Ecommerce Conversion rate = (transactions/total visitors) *100%
For example, if you had 58,932 visitors to your site last month, and 3,720 of those visitors made a transaction, your conversion rate is 6.31% for the given time period.
However, getting the information to calculate this information isn’t necessarily easy to access manually.
Instead, if you set up tracking correctly, advertising platforms such as Google Ads and Facebook Ads, and analytics platforms such as Google Analytics can show you your conversion rate, and you can compare rates between different time periods, or on specific pages of your site in a few clicks.
To find your Ecommerce Conversion Rate, head to Google Analytics > Conversions > E-commerce > Overview.
Underneath Revenue & Conversion Rate, you’ll find your site’s Ecommerce Conversion Rate.
Within Google Analytics, you can also filter the date range to find out the Ecommerce Conversion Rate for a given time period.
Improving Your Ecommerce Conversion Rate
Improving your ecommerce conversion rate should be based on research, not guesswork. It’s important to conduct in-depth research before making improvements, as well as testing the improvements afterwards to see which works best.
Firstly, conduct heuristic analysis to establish where your site might be underperforming. We recommend a heuristic analysis as it allows you to view your site from your users perspective and helps you to identify the obstacles they might be facing.
To find out how to conduct a heuristic analysis, check out our blog which outlines the process.
Check the page load speed as this could be contributing to a poor conversion rate. A one-second delay in page load could cause a 7% drop in conversion rate.
User interviews also highlight obstacles that customers face whilst using your site. However, these aren’t so easy to obtain.
For a quick way to get real user feedback, ask your friends or your mum (or dad) to take a look at the site and get a quick opinion.
Once you have sufficient research, you’ll be able to make suggestions of ways to improve your site.
The next step in improving your conversion rate is to optimise the pages, products and parts of your site that are underperforming.
This may involve improving the design and layout to make the page easier to navigate and use, or increase page speed to reduce the load time.
Optimising image sizes is a great way to improve page speed.
Now that you’ve optimised your site, start tracking your conversion rate once you’ve made and observe whether or not the conversion rate has improved.
You can use A/B testing to compare the original website with the optimised version to see which version performs better.
If the optimised version is performing better, implement the changes.

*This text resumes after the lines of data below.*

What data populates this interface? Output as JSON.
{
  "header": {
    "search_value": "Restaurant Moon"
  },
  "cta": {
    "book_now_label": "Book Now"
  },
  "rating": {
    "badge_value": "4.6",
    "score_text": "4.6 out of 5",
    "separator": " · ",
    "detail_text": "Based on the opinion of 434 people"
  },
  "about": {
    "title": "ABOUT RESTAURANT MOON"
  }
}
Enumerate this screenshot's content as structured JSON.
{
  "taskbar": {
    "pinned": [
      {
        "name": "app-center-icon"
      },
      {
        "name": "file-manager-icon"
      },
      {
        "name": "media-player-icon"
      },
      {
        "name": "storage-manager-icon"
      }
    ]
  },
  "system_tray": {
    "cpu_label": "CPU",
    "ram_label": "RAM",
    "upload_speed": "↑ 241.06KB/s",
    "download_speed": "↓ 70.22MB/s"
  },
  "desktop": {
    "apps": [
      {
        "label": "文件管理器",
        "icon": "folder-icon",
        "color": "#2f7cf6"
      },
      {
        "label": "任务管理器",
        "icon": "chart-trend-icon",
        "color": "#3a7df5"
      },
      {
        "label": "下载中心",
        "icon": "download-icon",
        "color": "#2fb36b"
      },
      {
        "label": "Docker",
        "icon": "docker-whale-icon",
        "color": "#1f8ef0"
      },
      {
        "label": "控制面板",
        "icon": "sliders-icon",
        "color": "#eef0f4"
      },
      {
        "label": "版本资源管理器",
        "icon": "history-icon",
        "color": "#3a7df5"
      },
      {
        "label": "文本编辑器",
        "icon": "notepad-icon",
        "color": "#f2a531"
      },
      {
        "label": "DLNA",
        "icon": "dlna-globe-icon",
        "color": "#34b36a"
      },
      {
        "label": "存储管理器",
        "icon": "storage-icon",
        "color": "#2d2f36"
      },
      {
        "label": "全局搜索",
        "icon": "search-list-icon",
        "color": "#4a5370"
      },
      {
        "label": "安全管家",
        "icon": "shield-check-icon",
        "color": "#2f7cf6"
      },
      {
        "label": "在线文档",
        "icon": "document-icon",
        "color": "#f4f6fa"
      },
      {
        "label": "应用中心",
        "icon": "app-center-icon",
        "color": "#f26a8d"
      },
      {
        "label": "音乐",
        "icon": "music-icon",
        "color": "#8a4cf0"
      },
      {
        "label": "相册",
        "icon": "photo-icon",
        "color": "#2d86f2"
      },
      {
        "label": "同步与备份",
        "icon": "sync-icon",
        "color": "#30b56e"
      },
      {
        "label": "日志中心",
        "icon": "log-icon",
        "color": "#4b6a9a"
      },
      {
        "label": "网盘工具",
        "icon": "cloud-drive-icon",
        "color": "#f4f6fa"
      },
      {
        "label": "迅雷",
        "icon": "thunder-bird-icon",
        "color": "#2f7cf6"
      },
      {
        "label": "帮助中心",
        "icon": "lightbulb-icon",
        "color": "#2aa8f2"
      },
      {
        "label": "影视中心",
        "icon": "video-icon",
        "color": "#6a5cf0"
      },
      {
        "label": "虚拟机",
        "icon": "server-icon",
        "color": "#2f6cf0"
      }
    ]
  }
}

If not, go back to the drawing board and identify other opportunities for improvement.
Conversion rate is one of the most important metrics to monitor as it shows whether users are completing the actions you want them to.
Identifying underperforming pages and making improvements based on research is a great way to increase your ecommerce conversion rate, and in turn increase sales for your business.